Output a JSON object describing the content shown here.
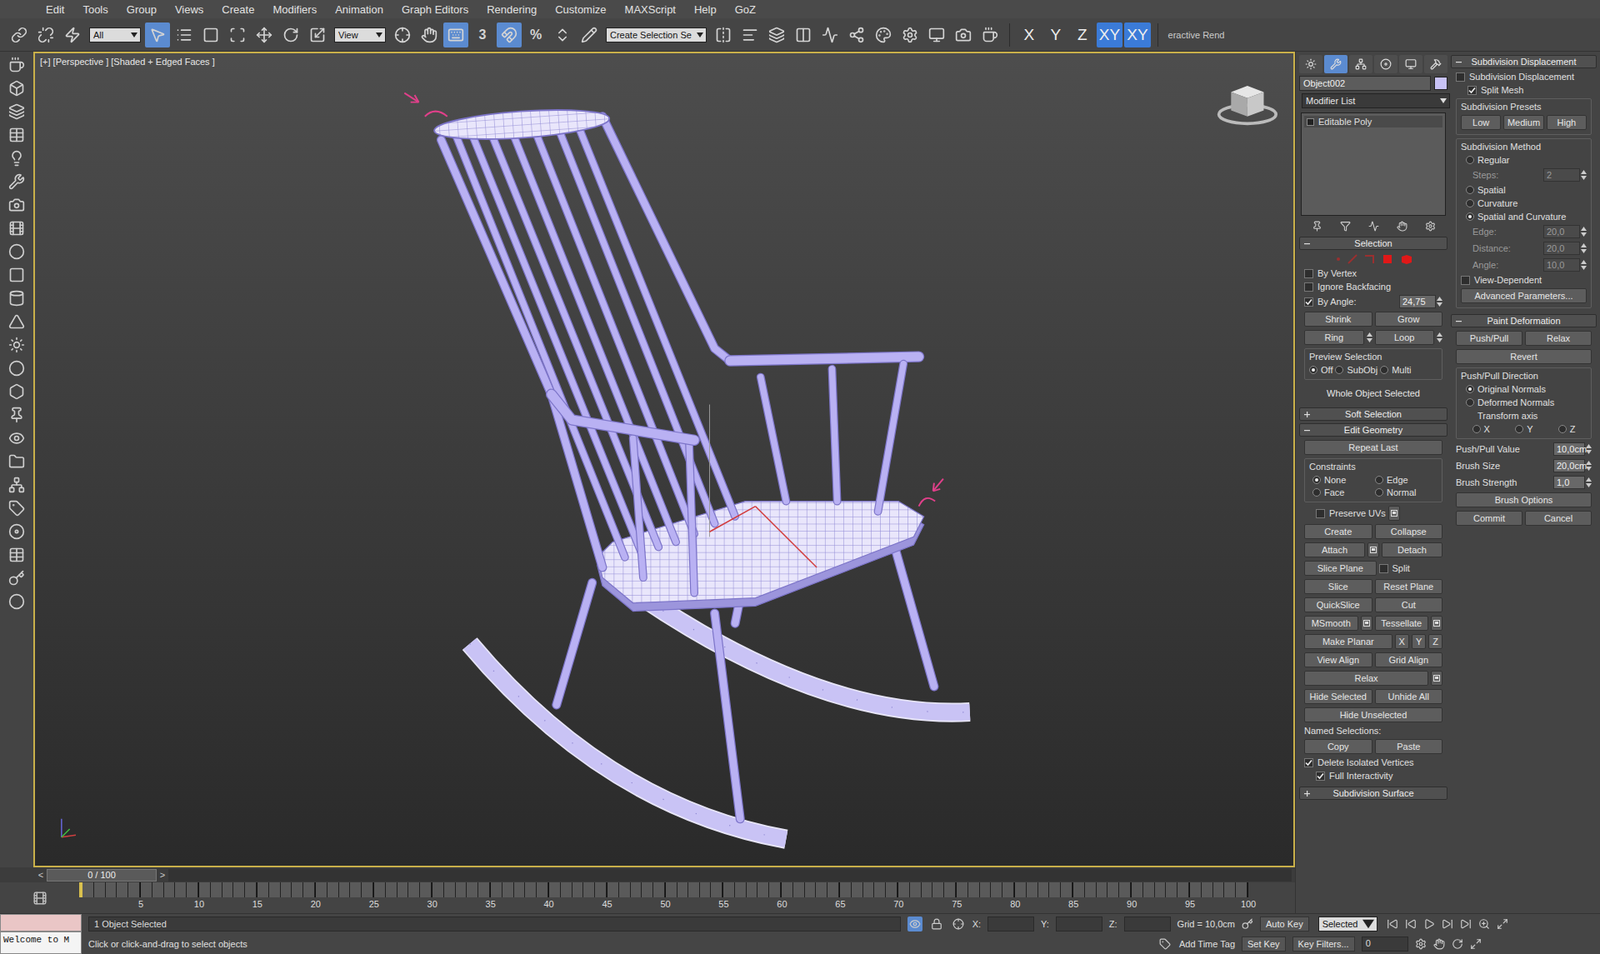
{
  "menu": [
    "Edit",
    "Tools",
    "Group",
    "Views",
    "Create",
    "Modifiers",
    "Animation",
    "Graph Editors",
    "Rendering",
    "Customize",
    "MAXScript",
    "Help",
    "GoZ"
  ],
  "toolbar": {
    "items": [
      {
        "kind": "icon",
        "icon": "link",
        "selected": false
      },
      {
        "kind": "icon",
        "icon": "unlink",
        "selected": false
      },
      {
        "kind": "icon",
        "icon": "bind",
        "selected": false
      },
      {
        "kind": "dropdown",
        "label": "All"
      },
      {
        "kind": "icon",
        "icon": "select",
        "selected": true
      },
      {
        "kind": "icon",
        "icon": "select-name",
        "selected": false
      },
      {
        "kind": "icon",
        "icon": "region",
        "selected": false
      },
      {
        "kind": "icon",
        "icon": "window",
        "selected": false
      },
      {
        "kind": "icon",
        "icon": "move",
        "selected": false
      },
      {
        "kind": "icon",
        "icon": "rotate",
        "selected": false
      },
      {
        "kind": "icon",
        "icon": "scale",
        "selected": false
      },
      {
        "kind": "dropdown",
        "label": "View"
      },
      {
        "kind": "icon",
        "icon": "pivot",
        "selected": false
      },
      {
        "kind": "icon",
        "icon": "manipulate",
        "selected": false
      },
      {
        "kind": "icon",
        "icon": "keyboard",
        "selected": true
      },
      {
        "kind": "snap",
        "label": "3",
        "selected": false
      },
      {
        "kind": "icon",
        "icon": "angle-snap",
        "selected": true
      },
      {
        "kind": "snap",
        "label": "%",
        "selected": false
      },
      {
        "kind": "icon",
        "icon": "spinner-snap",
        "selected": false
      },
      {
        "kind": "icon",
        "icon": "edit-named",
        "selected": false
      },
      {
        "kind": "dropdown",
        "label": "Create Selection Se"
      },
      {
        "kind": "icon",
        "icon": "mirror",
        "selected": false
      },
      {
        "kind": "icon",
        "icon": "align",
        "selected": false
      },
      {
        "kind": "icon",
        "icon": "layers",
        "selected": false
      },
      {
        "kind": "icon",
        "icon": "ribbon",
        "selected": false
      },
      {
        "kind": "icon",
        "icon": "curve",
        "selected": false
      },
      {
        "kind": "icon",
        "icon": "schematic",
        "selected": false
      },
      {
        "kind": "icon",
        "icon": "material",
        "selected": false
      },
      {
        "kind": "icon",
        "icon": "render-setup",
        "selected": false
      },
      {
        "kind": "icon",
        "icon": "rendered-frame",
        "selected": false
      },
      {
        "kind": "icon",
        "icon": "render",
        "selected": false
      },
      {
        "kind": "icon",
        "icon": "teapot",
        "selected": false
      },
      {
        "kind": "sep"
      },
      {
        "kind": "axis",
        "label": "X",
        "selected": false
      },
      {
        "kind": "axis",
        "label": "Y",
        "selected": false
      },
      {
        "kind": "axis",
        "label": "Z",
        "selected": false
      },
      {
        "kind": "axis",
        "label": "XY",
        "selected": true
      },
      {
        "kind": "axis",
        "label": "XY",
        "selected": true
      },
      {
        "kind": "sep"
      },
      {
        "kind": "text",
        "label": "eractive Rend"
      }
    ]
  },
  "viewport": {
    "label": "[+] [Perspective ] [Shaded + Edged Faces ]"
  },
  "command_panel": {
    "tabs": [
      {
        "kind": "create",
        "selected": false
      },
      {
        "kind": "modify",
        "selected": true
      },
      {
        "kind": "hierarchy",
        "selected": false
      },
      {
        "kind": "motion",
        "selected": false
      },
      {
        "kind": "display",
        "selected": false
      },
      {
        "kind": "utilities",
        "selected": false
      }
    ],
    "object_name": "Object002",
    "object_color": "#c8c2f6",
    "modifier_list": "Modifier List",
    "stack": [
      {
        "label": "Editable Poly",
        "selected": false
      }
    ],
    "selection": {
      "title": "Selection",
      "expanded": true,
      "checks": [
        {
          "label": "By Vertex",
          "checked": false
        },
        {
          "label": "Ignore Backfacing",
          "checked": false
        }
      ],
      "by_angle": {
        "label": "By Angle:",
        "checked": true,
        "value": "24,75"
      },
      "grow_buttons": [
        "Shrink",
        "Grow"
      ],
      "ring": "Ring",
      "loop": "Loop",
      "preview": {
        "title": "Preview Selection",
        "options": [
          {
            "label": "Off",
            "selected": true
          },
          {
            "label": "SubObj",
            "selected": false
          },
          {
            "label": "Multi",
            "selected": false
          }
        ]
      },
      "status": "Whole Object Selected"
    },
    "soft_selection": {
      "title": "Soft Selection",
      "expanded": false
    },
    "edit_geometry": {
      "title": "Edit Geometry",
      "expanded": true,
      "repeat_last": "Repeat Last",
      "constraints": {
        "title": "Constraints",
        "options": [
          {
            "label": "None",
            "selected": true
          },
          {
            "label": "Edge",
            "selected": false
          },
          {
            "label": "Face",
            "selected": false
          },
          {
            "label": "Normal",
            "selected": false
          }
        ]
      },
      "preserve_uvs": {
        "label": "Preserve UVs",
        "checked": false
      },
      "rows": [
        [
          {
            "kind": "button",
            "label": "Create"
          },
          {
            "kind": "button",
            "label": "Collapse"
          }
        ],
        [
          {
            "kind": "button-settings",
            "label": "Attach"
          },
          {
            "kind": "button",
            "label": "Detach"
          }
        ],
        [
          {
            "kind": "button",
            "label": "Slice Plane"
          },
          {
            "kind": "check",
            "label": "Split",
            "checked": false
          }
        ],
        [
          {
            "kind": "button",
            "label": "Slice"
          },
          {
            "kind": "button",
            "label": "Reset Plane"
          }
        ],
        [
          {
            "kind": "button",
            "label": "QuickSlice"
          },
          {
            "kind": "button",
            "label": "Cut"
          }
        ],
        [
          {
            "kind": "button-settings",
            "label": "MSmooth"
          },
          {
            "kind": "button-settings",
            "label": "Tessellate"
          }
        ],
        [
          {
            "kind": "button",
            "label": "Make Planar"
          },
          {
            "kind": "small",
            "label": "X"
          },
          {
            "kind": "small",
            "label": "Y"
          },
          {
            "kind": "small",
            "label": "Z"
          }
        ],
        [
          {
            "kind": "button",
            "label": "View Align"
          },
          {
            "kind": "button",
            "label": "Grid Align"
          }
        ],
        [
          {
            "kind": "button-settings",
            "label": "Relax"
          }
        ],
        [
          {
            "kind": "button",
            "label": "Hide Selected"
          },
          {
            "kind": "button",
            "label": "Unhide All"
          }
        ],
        [
          {
            "kind": "button",
            "label": "Hide Unselected"
          }
        ]
      ],
      "named_selections": {
        "label": "Named Selections:",
        "buttons": [
          "Copy",
          "Paste"
        ]
      },
      "checks": [
        {
          "label": "Delete Isolated Vertices",
          "checked": true
        },
        {
          "label": "Full Interactivity",
          "checked": true
        }
      ]
    },
    "subdivision_surface": {
      "title": "Subdivision Surface",
      "expanded": false
    },
    "subdivision_displacement": {
      "title": "Subdivision Displacement",
      "expanded": true,
      "checks": [
        {
          "label": "Subdivision Displacement",
          "checked": false
        },
        {
          "label": "Split Mesh",
          "checked": true
        }
      ],
      "presets": {
        "title": "Subdivision Presets",
        "buttons": [
          "Low",
          "Medium",
          "High"
        ]
      },
      "method": {
        "title": "Subdivision Method",
        "options": [
          {
            "label": "Regular",
            "selected": false
          },
          {
            "label": "Spatial",
            "selected": false
          },
          {
            "label": "Curvature",
            "selected": false
          },
          {
            "label": "Spatial and Curvature",
            "selected": true
          }
        ],
        "steps": {
          "label": "Steps:",
          "value": "2",
          "disabled": true
        },
        "fields": [
          {
            "label": "Edge:",
            "value": "20,0"
          },
          {
            "label": "Distance:",
            "value": "20,0"
          },
          {
            "label": "Angle:",
            "value": "10,0"
          }
        ]
      },
      "view_dependent": {
        "label": "View-Dependent",
        "checked": false
      },
      "advanced": "Advanced Parameters..."
    },
    "paint_deformation": {
      "title": "Paint Deformation",
      "expanded": true,
      "buttons": [
        "Push/Pull",
        "Relax"
      ],
      "revert": "Revert",
      "direction": {
        "title": "Push/Pull Direction",
        "options": [
          {
            "label": "Original Normals",
            "selected": true
          },
          {
            "label": "Deformed Normals",
            "selected": false
          }
        ],
        "axis_label": "Transform axis",
        "axes": [
          {
            "label": "X",
            "selected": false
          },
          {
            "label": "Y",
            "selected": false
          },
          {
            "label": "Z",
            "selected": false
          }
        ]
      },
      "fields": [
        {
          "label": "Push/Pull Value",
          "value": "10,0cm"
        },
        {
          "label": "Brush Size",
          "value": "20,0cm"
        },
        {
          "label": "Brush Strength",
          "value": "1,0"
        }
      ],
      "brush_options": "Brush Options",
      "actions": [
        "Commit",
        "Cancel"
      ]
    }
  },
  "timeline": {
    "prev": "<",
    "frame": "0 / 100",
    "next": ">",
    "ticks": [
      "5",
      "10",
      "15",
      "20",
      "25",
      "30",
      "35",
      "40",
      "45",
      "50",
      "55",
      "60",
      "65",
      "70",
      "75",
      "80",
      "85",
      "90",
      "95",
      "100"
    ]
  },
  "status": {
    "listener": "Welcome to M",
    "selection": "1 Object Selected",
    "prompt": "Click or click-and-drag to select objects",
    "coords": [
      "X:",
      "Y:",
      "Z:"
    ],
    "grid": "Grid = 10,0cm",
    "time_tag": "Add Time Tag",
    "auto_key": "Auto Key",
    "key_mode": "Selected",
    "set_key": "Set Key",
    "key_filters": "Key Filters...",
    "frame": "0"
  }
}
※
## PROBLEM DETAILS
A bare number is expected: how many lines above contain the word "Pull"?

## OUTPUT BELOW
3